On March 28, hundreds of extremists attacked Hindu temples. On the same day, a train in eastern Bangladesh was attacked by extremists. Violent protests broke out across the country as well, many of which were directed against Indian Prime Minister Narendra Modi, whom protestors allege has shunned Indian Muslim minorities.
The protests largely began when people in the town of Hathazari took to the streets to protest Indian Prime Minister Narendra Modi’s visit to the Dhaka capital, but matters quickly escalated into a riot. Mohammed Russel, a duty officer at the Fire Service and Civil Defense control room, said by phone that they dispatched several units of firefighters after information that some passenger buses and a truck were torched. “But our teams could not reach the scene as the protesters blocked the hai roads,” he said.
According to Police, four people who sustained fatal gun shot wounds during the protests were members of the Hefazat-e-Islam Islamist group. Local police indicated at least another 11 protesters protesting Prime Minister Modi’s visit have been killed since March 26 in clashes with police.
Violence in Bangledesh was exacerbated by police crackdowns, with protesters responding by breaking down electricity poles and using sandbags and trees to block roads. Protestors have also burned buses in the capital Dhaka and have thrown stones at police. Meanwhile, the police have been using rubber bullets and tear gas to disperse crowds. Javed Rahim, a journalist in the Brahmanbaria town, told Reuters by phone: “Brahmanbaria is burning. Various government offices were set on fire indiscriminately. Even the press club was attacked and many injured, including the press club president. We are in extreme fear and feeling really helpless.”

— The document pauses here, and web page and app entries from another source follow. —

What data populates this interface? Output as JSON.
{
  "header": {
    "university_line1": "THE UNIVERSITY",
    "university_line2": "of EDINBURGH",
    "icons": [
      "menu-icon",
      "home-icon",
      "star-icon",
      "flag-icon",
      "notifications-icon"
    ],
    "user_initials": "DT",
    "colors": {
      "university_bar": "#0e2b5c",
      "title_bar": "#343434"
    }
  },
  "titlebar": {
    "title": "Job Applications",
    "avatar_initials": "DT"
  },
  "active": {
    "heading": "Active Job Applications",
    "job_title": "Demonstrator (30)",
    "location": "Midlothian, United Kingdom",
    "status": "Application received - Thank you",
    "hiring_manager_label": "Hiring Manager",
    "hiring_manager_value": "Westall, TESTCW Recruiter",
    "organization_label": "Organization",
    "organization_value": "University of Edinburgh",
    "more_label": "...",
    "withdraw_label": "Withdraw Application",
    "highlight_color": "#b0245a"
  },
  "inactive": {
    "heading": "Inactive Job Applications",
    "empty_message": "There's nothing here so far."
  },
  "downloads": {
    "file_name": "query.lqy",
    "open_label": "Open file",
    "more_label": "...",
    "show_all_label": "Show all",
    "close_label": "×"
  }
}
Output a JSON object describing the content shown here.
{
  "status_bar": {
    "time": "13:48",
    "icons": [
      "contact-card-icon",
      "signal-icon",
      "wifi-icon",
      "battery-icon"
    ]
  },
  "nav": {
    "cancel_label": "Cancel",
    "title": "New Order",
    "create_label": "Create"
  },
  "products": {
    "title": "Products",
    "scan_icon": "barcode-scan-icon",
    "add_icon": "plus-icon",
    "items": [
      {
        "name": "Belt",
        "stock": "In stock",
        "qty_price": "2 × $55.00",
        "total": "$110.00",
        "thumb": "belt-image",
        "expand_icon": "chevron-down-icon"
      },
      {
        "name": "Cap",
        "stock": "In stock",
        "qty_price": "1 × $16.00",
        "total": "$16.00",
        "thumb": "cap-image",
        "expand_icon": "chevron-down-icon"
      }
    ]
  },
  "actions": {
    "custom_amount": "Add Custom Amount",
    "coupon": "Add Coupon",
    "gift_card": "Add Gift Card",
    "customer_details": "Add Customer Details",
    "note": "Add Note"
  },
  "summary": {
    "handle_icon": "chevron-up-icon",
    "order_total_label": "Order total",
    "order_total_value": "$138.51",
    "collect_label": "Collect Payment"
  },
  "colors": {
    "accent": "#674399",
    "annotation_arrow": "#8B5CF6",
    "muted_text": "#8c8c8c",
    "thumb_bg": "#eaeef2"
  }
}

Facebook, a primary mean of communication throughout the events, announced that “We know that our services have been limited in Bangladesh. We are working to understand more and hope to restore full access as soon as possible,”. The American social networking company expressed severe concern about how Facebook is being restricted in Bangladesh when effective communication is needed to deal with the COVID-19 pandemic.
According to Al Jazeera news agency, the majority of protesters in Bangladesh opposed Mr. Modi’s visit, arguing that the 70-year-old politician takes stances and actions that increase religious tensions in India, especially against Mohammedan. Prime Minister Modi has also been criticized for discriminating against the Muslim community. “The right to peaceful protest has come under concerted attack, particularly during the coronavirus pandemic, culminating in this type of bloody repression,” Sultan Mohammed Zakaria, Amnesty’s South Asia researcher, said in a statement.
Prime Minister Modi visited the Bangladeshi capital Dhaka on March 26 to commemorate the country’s 50th anniversary of independence. Modi left Bangladesh on March 27 after giving a gift of 1.2 million doses of the Covid-19 vaccine to the host country’s Prime Minister Sheikh Hasina. This display was not welcomed by all; “We don’t want to see Modi in Dhaka. He must leave Bangladesh soon,” said Sultan Mohiuddin, leader of Hefazat-e-Islam, to supporters in Dhaka.